The best warmer for winter is Chai and we couldn’t agree more?
There is nothing more iconically Indian than a classic masala chai
Chai has been the most iconic welcome drink in our nation for centuries now. Not just welcoming guests at home, but even our mornings, evenings, and for some even the afternoons. “Chai and Parle-G biscuit HAS to be the best combination of comfort snack and beverage for me. I could survive my evening advertising classes in college only because I know that I had that cup of warm chai to look forward to”, says Neha Malhotra, a college student from Mumbai.
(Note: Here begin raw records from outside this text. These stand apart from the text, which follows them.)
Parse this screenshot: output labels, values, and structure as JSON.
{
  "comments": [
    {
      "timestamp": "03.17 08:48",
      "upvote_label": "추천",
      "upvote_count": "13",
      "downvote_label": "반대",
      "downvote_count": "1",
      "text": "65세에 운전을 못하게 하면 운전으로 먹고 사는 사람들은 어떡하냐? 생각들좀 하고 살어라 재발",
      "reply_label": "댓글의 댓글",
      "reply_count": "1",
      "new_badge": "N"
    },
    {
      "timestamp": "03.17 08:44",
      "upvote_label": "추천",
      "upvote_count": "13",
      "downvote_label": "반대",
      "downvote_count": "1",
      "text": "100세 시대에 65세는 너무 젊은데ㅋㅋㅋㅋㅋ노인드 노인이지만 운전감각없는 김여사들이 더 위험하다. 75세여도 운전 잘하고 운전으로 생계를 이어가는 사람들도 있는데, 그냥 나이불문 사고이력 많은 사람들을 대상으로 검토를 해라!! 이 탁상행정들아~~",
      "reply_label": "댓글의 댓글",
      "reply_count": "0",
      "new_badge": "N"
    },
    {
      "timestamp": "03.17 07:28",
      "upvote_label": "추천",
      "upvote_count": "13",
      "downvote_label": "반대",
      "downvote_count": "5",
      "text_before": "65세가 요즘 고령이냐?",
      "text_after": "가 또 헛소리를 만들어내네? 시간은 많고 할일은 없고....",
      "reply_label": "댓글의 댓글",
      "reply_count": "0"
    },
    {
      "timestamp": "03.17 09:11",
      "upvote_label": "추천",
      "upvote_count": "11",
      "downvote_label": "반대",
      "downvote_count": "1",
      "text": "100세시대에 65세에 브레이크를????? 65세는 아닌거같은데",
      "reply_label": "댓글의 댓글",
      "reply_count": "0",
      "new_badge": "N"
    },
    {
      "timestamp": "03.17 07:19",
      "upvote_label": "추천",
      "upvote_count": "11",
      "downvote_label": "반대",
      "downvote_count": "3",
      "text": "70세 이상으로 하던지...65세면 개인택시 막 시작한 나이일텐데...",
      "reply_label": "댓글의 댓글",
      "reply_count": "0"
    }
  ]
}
Tea is part of life in India; it energizes yet relaxes and alleviates the person’s mood in just one quick slurp. Shaili Chopra, founder of SheThePeople.TV says, “I started enjoyed tea only after I drank loose leaf chai, single origin and lightly brewed. It’s something I don’t do as an addiction or routine. In fact I drink tea to celebrate a moment that lifts me up.”
With winter knocking on our doors, the consumption of tea increases incredibly in the households. “Ginger tea is a must during tough winters here in North India. Functioning without a big cup of adrak chai is next to impossible for me. Needless to say, its a health drink and it keeps my body warm”, comments Mamta Sharma, a resident in the city of Jaipur.
According to a report by BBC in the year 2014, our country consumes 837,000 tonnes of tea every year!
While tea has pretty much been in our culture for centuries, with time, its consumption has also seen a sense of evolution. Before the industrial revolution, people consumed teas in kulhar or earthen cups. If you’ve grown up in India, this won’t come off as a surprise for you, because even now when you go to many villages and small cities, the practice of serving tea in kulhars is still prevalent. In fact, even in big cities serving kulhar-ki-chai has become a desi experience. Pass a small railway station and it won’t be long before you hear the familiar voice of some shouting “chai, chai chai…kulhar ki chai”.
That one genius who thought of capitalising on this obsession of Indians sure did something right! Today we don’t just have ginger tea, but myriads of flavours taken from various regions within India that remind of us of the diversity that is held together by this uniform love for an experience.
Feature Image Courtesy: Improvised Life